The conclusion? Well, it seems that no matter however much your kids or colleagues at work insists it helps, listening to music or working with the TV on doesn’t increase concentration. In fact, it actually reduces performance levels. Even Mozart’s most tuneful ditties won’t improve your concentration levels, even though they do help to calm you down at the end of a busy day.
Of course there are exceptions. My gardener listens to his iPod all the time. So do the guys who do the decorating. The bricklayers working on next door’s extension put the radio on at the start of the day and only turn it off when they go home. Does it work for them? Well, actually, yes. According to research by Etaugh & Ptasnik, people whose work doesn’t stretch them mentally will often perform better when listening to background music. But then again they haven’t seen the state of my hedges.
It’s called work for a reason. Turn off the radio and take that iPod out unless you are carrying out a menial task.

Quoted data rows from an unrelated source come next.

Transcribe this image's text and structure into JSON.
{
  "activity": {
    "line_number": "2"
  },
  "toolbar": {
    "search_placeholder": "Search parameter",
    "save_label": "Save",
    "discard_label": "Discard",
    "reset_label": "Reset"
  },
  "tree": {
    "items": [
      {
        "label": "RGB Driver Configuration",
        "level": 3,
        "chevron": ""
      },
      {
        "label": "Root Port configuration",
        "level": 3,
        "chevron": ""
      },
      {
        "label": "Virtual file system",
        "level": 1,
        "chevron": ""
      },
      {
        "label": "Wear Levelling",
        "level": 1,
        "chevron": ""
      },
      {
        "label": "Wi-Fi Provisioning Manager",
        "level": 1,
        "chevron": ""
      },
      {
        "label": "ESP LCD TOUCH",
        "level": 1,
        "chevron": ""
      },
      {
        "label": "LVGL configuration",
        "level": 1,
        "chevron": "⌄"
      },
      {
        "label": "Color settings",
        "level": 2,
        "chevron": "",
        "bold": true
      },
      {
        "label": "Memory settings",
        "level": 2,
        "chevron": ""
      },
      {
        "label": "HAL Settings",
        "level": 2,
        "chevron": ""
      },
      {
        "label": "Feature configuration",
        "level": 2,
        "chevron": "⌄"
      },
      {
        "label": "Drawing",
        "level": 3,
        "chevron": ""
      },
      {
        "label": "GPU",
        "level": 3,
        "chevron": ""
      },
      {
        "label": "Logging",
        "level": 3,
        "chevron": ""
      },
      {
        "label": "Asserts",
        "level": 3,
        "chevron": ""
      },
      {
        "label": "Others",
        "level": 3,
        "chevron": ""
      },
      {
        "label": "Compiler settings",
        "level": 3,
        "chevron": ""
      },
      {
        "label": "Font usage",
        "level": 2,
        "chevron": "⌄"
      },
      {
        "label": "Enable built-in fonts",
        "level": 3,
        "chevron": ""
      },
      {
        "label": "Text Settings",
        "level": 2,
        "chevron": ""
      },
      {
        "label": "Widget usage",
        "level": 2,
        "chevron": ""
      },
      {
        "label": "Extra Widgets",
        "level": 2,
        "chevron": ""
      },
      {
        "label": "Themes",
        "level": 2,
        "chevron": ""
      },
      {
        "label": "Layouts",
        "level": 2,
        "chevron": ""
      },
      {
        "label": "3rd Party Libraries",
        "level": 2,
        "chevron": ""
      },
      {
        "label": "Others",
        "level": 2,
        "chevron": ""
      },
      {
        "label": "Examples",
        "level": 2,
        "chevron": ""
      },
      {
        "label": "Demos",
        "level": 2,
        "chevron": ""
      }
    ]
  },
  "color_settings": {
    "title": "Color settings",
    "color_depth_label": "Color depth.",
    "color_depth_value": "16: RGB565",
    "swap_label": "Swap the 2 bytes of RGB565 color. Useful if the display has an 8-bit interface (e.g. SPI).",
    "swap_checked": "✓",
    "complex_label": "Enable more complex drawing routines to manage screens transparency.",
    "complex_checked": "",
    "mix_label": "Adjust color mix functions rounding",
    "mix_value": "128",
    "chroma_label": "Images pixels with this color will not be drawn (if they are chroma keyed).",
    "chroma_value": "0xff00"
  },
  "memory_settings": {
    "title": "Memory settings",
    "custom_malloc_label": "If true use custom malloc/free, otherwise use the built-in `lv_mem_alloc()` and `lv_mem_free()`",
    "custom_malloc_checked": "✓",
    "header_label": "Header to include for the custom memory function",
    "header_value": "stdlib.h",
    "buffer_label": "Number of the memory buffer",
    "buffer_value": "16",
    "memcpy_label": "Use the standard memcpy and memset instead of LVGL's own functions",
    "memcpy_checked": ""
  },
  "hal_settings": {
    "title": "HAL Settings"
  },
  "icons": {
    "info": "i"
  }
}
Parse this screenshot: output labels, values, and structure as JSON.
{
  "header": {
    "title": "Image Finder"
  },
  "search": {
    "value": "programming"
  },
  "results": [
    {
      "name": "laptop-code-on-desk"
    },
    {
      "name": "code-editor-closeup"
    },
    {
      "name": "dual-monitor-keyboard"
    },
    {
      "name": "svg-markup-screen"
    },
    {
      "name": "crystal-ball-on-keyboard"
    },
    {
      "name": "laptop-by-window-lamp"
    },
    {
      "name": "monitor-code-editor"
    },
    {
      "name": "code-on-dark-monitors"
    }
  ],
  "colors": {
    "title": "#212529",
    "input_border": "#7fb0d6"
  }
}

Philip Hesketh is a professional speaker on the psychology of persuasion. His book ‘How To Be More Persuasive and Influential’ is an Amazon best seller.